Delta has long had a small subfleet of MD-90s lurking around. The 16 MD-90s were supposed to be the beginning of a much larger fleet. In fact, the MD-90 was supposed to be the 727 replacement, but when McDonnell Douglas was bought by Boeing, Delta abandoned the rest of its MD-90s and instead went with the Boeing 737-800. Now it appears that Delta will be upping its fleet of MD-90s by 3, and I can't quite figure out why.

The MD-90 is actually a great plane to fly. You can think of it as a slightly stretched MD-80 with much quieter engines (actually the V2500s you'll find on many A320 family aircraft) and a more advanced cockpit. That means that for most of the plane, it is an incredibly quiet ride, and even those stuck next to the engines in back don't have an awful head-splitting experience like they do in the MD-80s. The layout is 2-3, so there are fewer middle seats on the plane. Delta has overhead screens for movies and all 16 now have wifi as well. As you can see, it's a nice ride.

From a technical perspective, it's a decent, medium-haul airplane. It has a range of about 2,400 miles in its standard form (what Delta flies), but there were also two extended range aircraft built that can give it longer legs. Delta will be acquiring one of those airplanes and two standard ones from Hello Airlines. Delta's MD-90 seats 12 up front and 138 in the back. That compares to 16/144 on the 737-800s and 16/132 on Northwest's A320s. Both those airplanes have longer range.

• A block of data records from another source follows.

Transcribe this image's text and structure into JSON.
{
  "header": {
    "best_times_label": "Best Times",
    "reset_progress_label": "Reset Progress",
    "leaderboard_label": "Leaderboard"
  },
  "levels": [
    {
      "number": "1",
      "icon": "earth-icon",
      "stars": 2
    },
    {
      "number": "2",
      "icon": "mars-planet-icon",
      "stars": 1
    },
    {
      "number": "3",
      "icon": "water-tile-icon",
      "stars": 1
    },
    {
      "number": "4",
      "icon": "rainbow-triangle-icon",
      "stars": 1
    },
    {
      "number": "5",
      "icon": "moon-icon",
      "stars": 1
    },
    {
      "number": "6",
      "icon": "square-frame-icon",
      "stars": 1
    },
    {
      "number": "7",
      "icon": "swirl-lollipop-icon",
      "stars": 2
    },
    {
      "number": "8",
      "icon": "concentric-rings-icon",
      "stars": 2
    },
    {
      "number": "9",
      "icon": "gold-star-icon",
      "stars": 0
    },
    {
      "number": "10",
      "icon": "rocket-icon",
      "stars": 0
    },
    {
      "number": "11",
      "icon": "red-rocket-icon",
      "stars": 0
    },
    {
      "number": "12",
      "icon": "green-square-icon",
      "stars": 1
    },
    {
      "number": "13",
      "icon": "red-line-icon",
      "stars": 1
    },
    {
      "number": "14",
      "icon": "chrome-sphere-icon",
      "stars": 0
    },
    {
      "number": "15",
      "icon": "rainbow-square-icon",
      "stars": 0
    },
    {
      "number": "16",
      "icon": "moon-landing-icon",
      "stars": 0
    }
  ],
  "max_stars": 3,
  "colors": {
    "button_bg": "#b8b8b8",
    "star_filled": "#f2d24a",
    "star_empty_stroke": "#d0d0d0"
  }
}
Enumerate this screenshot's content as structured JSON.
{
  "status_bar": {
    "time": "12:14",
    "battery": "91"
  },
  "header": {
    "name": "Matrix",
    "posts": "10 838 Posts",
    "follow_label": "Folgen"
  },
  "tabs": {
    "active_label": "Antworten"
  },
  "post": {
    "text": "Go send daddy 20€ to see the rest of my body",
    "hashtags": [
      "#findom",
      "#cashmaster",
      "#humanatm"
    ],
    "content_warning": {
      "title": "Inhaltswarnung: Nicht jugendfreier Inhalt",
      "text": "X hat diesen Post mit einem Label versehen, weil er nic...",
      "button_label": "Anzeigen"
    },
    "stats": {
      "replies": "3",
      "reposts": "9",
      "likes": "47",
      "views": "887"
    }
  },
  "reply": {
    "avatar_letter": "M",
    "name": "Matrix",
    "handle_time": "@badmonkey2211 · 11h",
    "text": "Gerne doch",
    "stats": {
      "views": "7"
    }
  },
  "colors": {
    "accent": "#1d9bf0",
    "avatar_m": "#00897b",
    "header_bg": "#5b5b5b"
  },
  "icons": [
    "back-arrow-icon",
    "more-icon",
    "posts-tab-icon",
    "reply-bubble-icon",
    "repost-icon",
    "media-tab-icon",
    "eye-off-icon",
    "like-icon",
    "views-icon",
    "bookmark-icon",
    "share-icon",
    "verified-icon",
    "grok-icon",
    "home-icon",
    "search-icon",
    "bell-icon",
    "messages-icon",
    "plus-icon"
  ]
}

So what exactly is Delta getting with these three additional MD-90s? I suppose if they needed additional capacity, that would be the cheapest way to acquire a medium range airliner quickly. But Delta doesn't need additional capacity. Delta has been cutting routes all over the place, and I'm sure they still haven't rationalized all the Northwest/Delta capacity they have out there.

So I find myself scratching my head on this one. Why the heck are they doing this?